- To: BOOK_ARTS-L@xxxxxxxxxxxxxxxx
- Subject: Marbling and Ebru Surfactant recipes
- From: Jake Benson <Jemil333@xxxxxxx>
- Date: Mon, 22 Sep 1997 21:56:43 -0400
- Message-id: <199709230155.SAA22612@SUL-Server-2.Stanford.EDU>
- Sender: "The Book Arts: binding, typography, collecting" <BOOK_ARTS-L@xxxxxxxxxxxxxxxx>
I thought Hell, I'd throw in my 2 cents. For making traditional Ebru in
Istanbul, they take the fresh ox bile, strain it through a light cloth. Then
bring it slowly to a light foaming boil- most used a double boiler. It
smells REALLY BAD. they would do this three times- much like the way Turkish
coffee is traditionally prepared. This would then be cooled and bottled.
It's much thicker than our gall- or even straight bile. They never use
alcohol in it to preserve it. I wonder if this is one factor that
contributes to a "grainy" color appearance in much contemporary Ebru, since
alcohol helps to wet out the pigment thoroughly , and in breaking the surface
tension as well. Traditional (pre-19th century) European papers by and large
used tragacanth and hand ground colors, and don't seem to have this
appearance. The use of a binder, usually gum, probably also plays a role in
this, keeping the pigment in suspension. The early marbling accounts yield
scant info on this. The Tertib Risale-i Ebri says that gum isn't necessary
for grinding the pigment, and suggests that Gall, a week old is suitable, and
also suggests Fig Leaf juice and Tobacco Leaf juice as surfactants as well!
Something not in use among the Ebruculer in Istanbul today.
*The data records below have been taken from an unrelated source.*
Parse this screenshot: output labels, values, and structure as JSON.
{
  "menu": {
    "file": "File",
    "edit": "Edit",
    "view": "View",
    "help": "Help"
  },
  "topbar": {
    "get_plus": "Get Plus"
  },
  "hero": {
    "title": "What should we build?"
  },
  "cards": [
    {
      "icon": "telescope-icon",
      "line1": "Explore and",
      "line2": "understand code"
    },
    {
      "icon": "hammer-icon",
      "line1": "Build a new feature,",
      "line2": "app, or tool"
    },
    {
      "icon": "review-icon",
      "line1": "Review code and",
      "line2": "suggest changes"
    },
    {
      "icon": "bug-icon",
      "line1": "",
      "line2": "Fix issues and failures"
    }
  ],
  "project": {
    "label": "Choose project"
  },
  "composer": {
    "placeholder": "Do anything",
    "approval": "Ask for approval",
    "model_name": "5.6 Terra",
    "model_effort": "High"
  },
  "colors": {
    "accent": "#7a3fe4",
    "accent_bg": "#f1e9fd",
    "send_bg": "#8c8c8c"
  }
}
Any curious minds informed in the art of Chemistry out there have any
thoughts about fig leaf and tobacco leaf marbling?